After more than three years of negotiations and intense involvement from many stakeholders, Member States of the United Nations agreed to a final version of the post-2015 Development Agenda – now known as 2030 Agenda. The new 2030 Agenda is a framework of 17 Sustainable Development Goals with a total of 179 Targets spanning economic, environmental and social development. They lay out a plan for all countries to actively engage in making our world better for its people and the planet.
Among those involved in the negotiations was the International Federation of Library Associations (IFLA) who helped to ensure that access to information, universal literacy, safeguarding of cultural and natural heritage, as well as access to Information and Communication Technologies (ICT) were strongly represented across the Agenda.
The IFLA is the leading international body representing the interests of library and information services and their users. It is the global voice of the library and information profession.
Read the full Agenda:
This American website seeks to build capable readers by promoting independent, self-selected reading remains key and recognizes that it takes a schoolwide culture to help reach that goal.
This page lists 25 valuable tips and ideas to help your school or district create a schoolwide reading culture that supports independent reading.
Today’s schools are experiencing a great deal of change. Just as the rest of the world’s political, social, economic, and scientific realities have been shifted by swift advances in information and communication technology, so too has education. These forces are altering the way people work, play and learn.
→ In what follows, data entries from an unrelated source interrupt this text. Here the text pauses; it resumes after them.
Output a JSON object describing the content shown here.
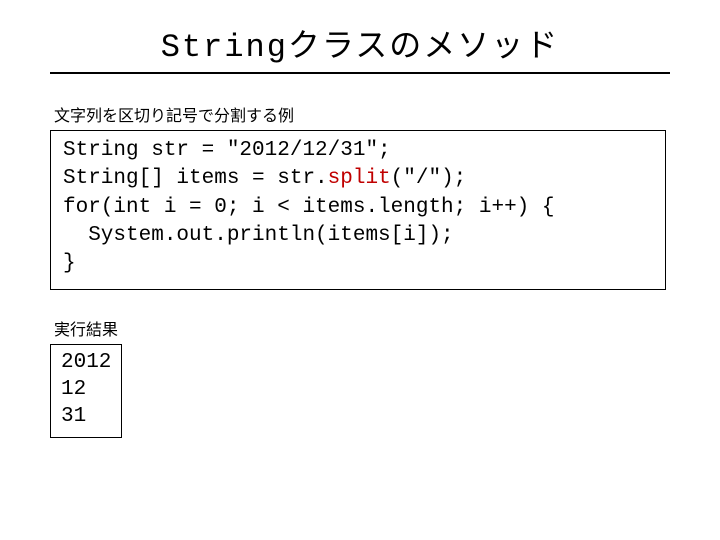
{
  "title": "Stringクラスのメソッド",
  "section1_label": "文字列を区切り記号で分割する例",
  "code": {
    "l1": "String str = \"2012/12/31\";",
    "l2a": "String[] items = str.",
    "l2b": "split",
    "l2c": "(\"/\");",
    "l3": "for(int i = 0; i < items.length; i++) {",
    "l4": "  System.out.println(items[i]);",
    "l5": "}"
  },
  "section2_label": "実行結果",
  "result": {
    "l1": "2012",
    "l2": "12",
    "l3": "31"
  }
}
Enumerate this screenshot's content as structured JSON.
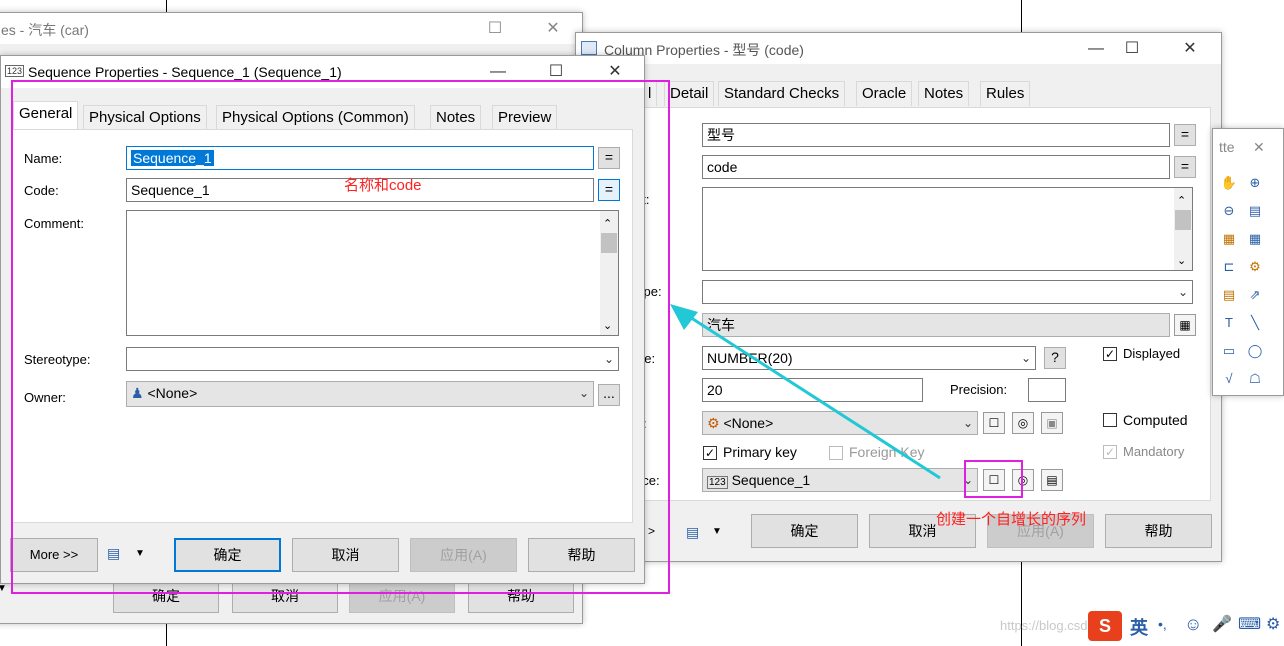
{
  "back_window": {
    "title": "es - 汽车 (car)",
    "buttons": {
      "ok": "确定",
      "cancel": "取消",
      "apply": "应用(A)",
      "help": "帮助"
    }
  },
  "sequence_window": {
    "title": "Sequence Properties - Sequence_1 (Sequence_1)",
    "tabs": [
      "General",
      "Physical Options",
      "Physical Options (Common)",
      "Notes",
      "Preview"
    ],
    "name_label": "Name:",
    "name_value": "Sequence_1",
    "code_label": "Code:",
    "code_value": "Sequence_1",
    "comment_label": "Comment:",
    "stereotype_label": "Stereotype:",
    "owner_label": "Owner:",
    "owner_value": "<None>",
    "eq": "=",
    "ellipsis": "...",
    "buttons": {
      "more": "More >>",
      "ok": "确定",
      "cancel": "取消",
      "apply": "应用(A)",
      "help": "帮助"
    }
  },
  "column_window": {
    "title": "Column Properties - 型号 (code)",
    "tabs": [
      "l",
      "Detail",
      "Standard Checks",
      "Oracle",
      "Notes",
      "Rules"
    ],
    "name_value": "型号",
    "code_value": "code",
    "eq": "=",
    "labels": {
      "comment": "nt:",
      "type": "ype:",
      "datatype": "pe:",
      "domain": ":",
      "sequence": "nce:"
    },
    "table_value": "汽车",
    "datatype_value": "NUMBER(20)",
    "help_q": "?",
    "length_value": "20",
    "precision_label": "Precision:",
    "domain_value": "<None>",
    "checks": {
      "displayed": "Displayed",
      "computed": "Computed",
      "primary_key": "Primary key",
      "foreign_key": "Foreign Key",
      "mandatory": "Mandatory"
    },
    "sequence_value": "Sequence_1",
    "buttons": {
      "more": ">",
      "ok": "确定",
      "cancel": "取消",
      "apply": "应用(A)",
      "help": "帮助"
    }
  },
  "palette": {
    "title": "tte"
  },
  "annotations": {
    "name_code_note": "名称和code",
    "create_sequence_note": "创建一个自增长的序列"
  },
  "watermark": "https://blog.csdn.net",
  "ime_lang": "英",
  "colors": {
    "annotation_box": "#e020e0",
    "arrow": "#22c8d6",
    "note_text": "#ff2020",
    "selection": "#0078d7"
  }
}
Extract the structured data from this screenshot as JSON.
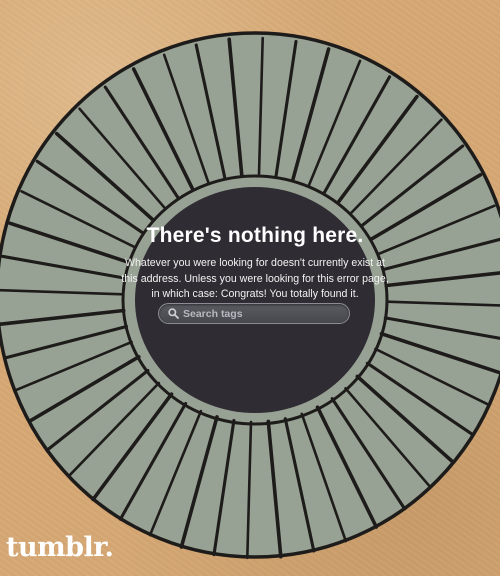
{
  "page": {
    "title": "There's nothing here.",
    "message_lines": [
      "Whatever you were looking for doesn't currently exist at",
      "this address. Unless you were looking for this error page,",
      "in which case: Congrats! You totally found it."
    ]
  },
  "search": {
    "placeholder": "Search tags",
    "value": "",
    "icon": "magnifier-icon"
  },
  "brand": {
    "logo_text": "tumblr."
  },
  "colors": {
    "background": "#d6a874",
    "ring_fill": "#98a294",
    "ring_stroke": "#1e1c1b",
    "center_fill": "#2f2c33",
    "text": "#ffffff"
  }
}
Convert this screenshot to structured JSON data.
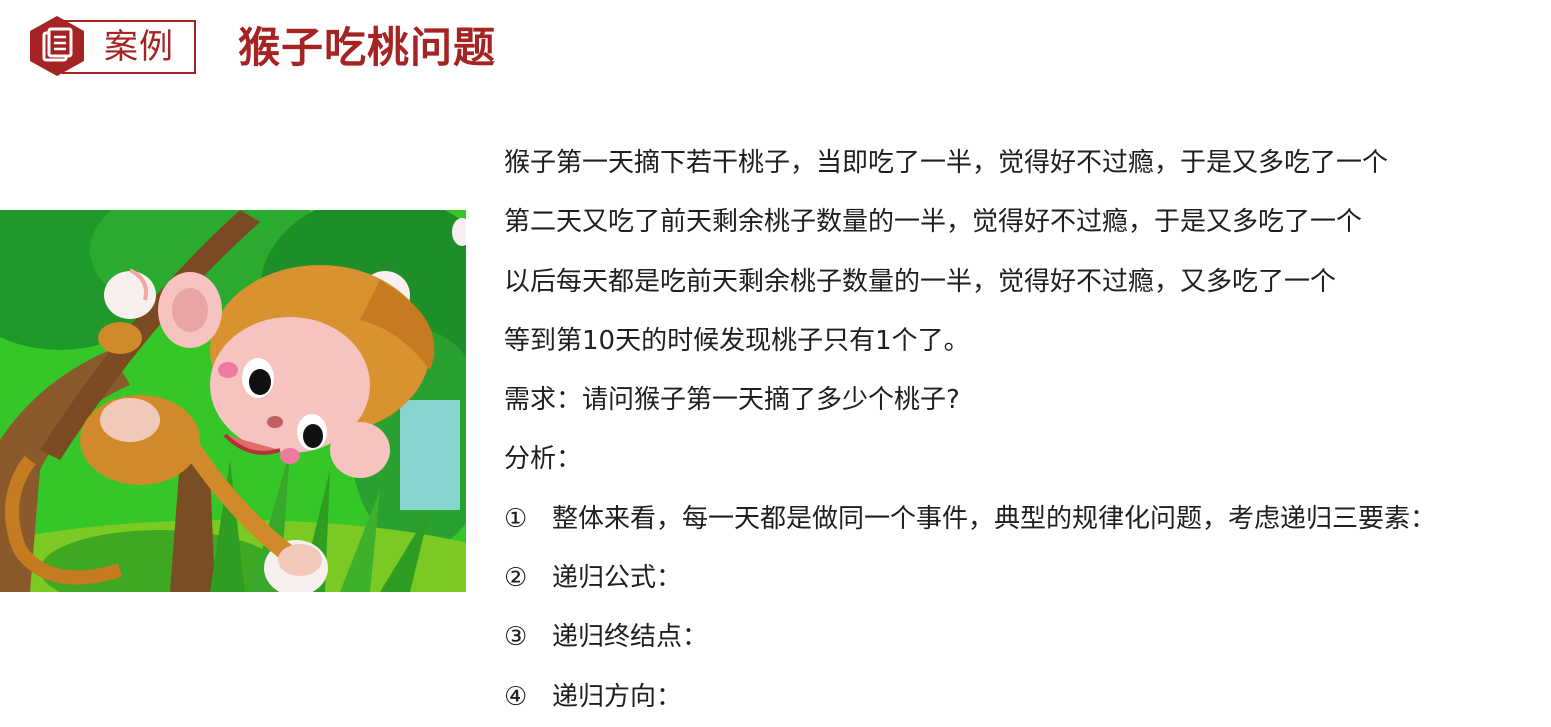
{
  "header": {
    "badge_label": "案例",
    "title": "猴子吃桃问题",
    "icon": "document-icon",
    "accent_color": "#a52323"
  },
  "illustration": {
    "subject": "cartoon-monkey-with-peaches"
  },
  "content": {
    "paragraphs": [
      "猴子第一天摘下若干桃子，当即吃了一半，觉得好不过瘾，于是又多吃了一个",
      "第二天又吃了前天剩余桃子数量的一半，觉得好不过瘾，于是又多吃了一个",
      "以后每天都是吃前天剩余桃子数量的一半，觉得好不过瘾，又多吃了一个",
      "等到第10天的时候发现桃子只有1个了。",
      "需求：请问猴子第一天摘了多少个桃子?",
      "分析："
    ],
    "steps": [
      {
        "num": "①",
        "text": "整体来看，每一天都是做同一个事件，典型的规律化问题，考虑递归三要素："
      },
      {
        "num": "②",
        "text": "递归公式："
      },
      {
        "num": "③",
        "text": "递归终结点："
      },
      {
        "num": "④",
        "text": "递归方向："
      }
    ]
  }
}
Schools are being challenged to harness the unfamiliar yet incredibly fascinating opportunities presented by this transformation… all while ensuring students emerge with the skills they need, not only to survive, but to thrive.
Development of a Learning Commons addresses this challenge.
Read the Ontario Library Association’s Report here: Together for Learning
UK Lecturers in a teacher-training program on how “developing teachers’ subject knowledge of children’s literature can contribute to a child or young person’s enjoyment of reading” and how “teachers who read for pleasure have better book knowledge and feel more confident, calm and stress-free in the classroom.”Bowers, Jo and Davis, Susan. “Why teachers should read more children’s books.” The Guardian, July 25, 2013.
“Research suggests that a single “home run” book or series can create a voluntary reader.” Hager, Mike.
UK Children’s authors & illustrators support the elimination of national curriculum tests for 11 year olds: Garner, Richard.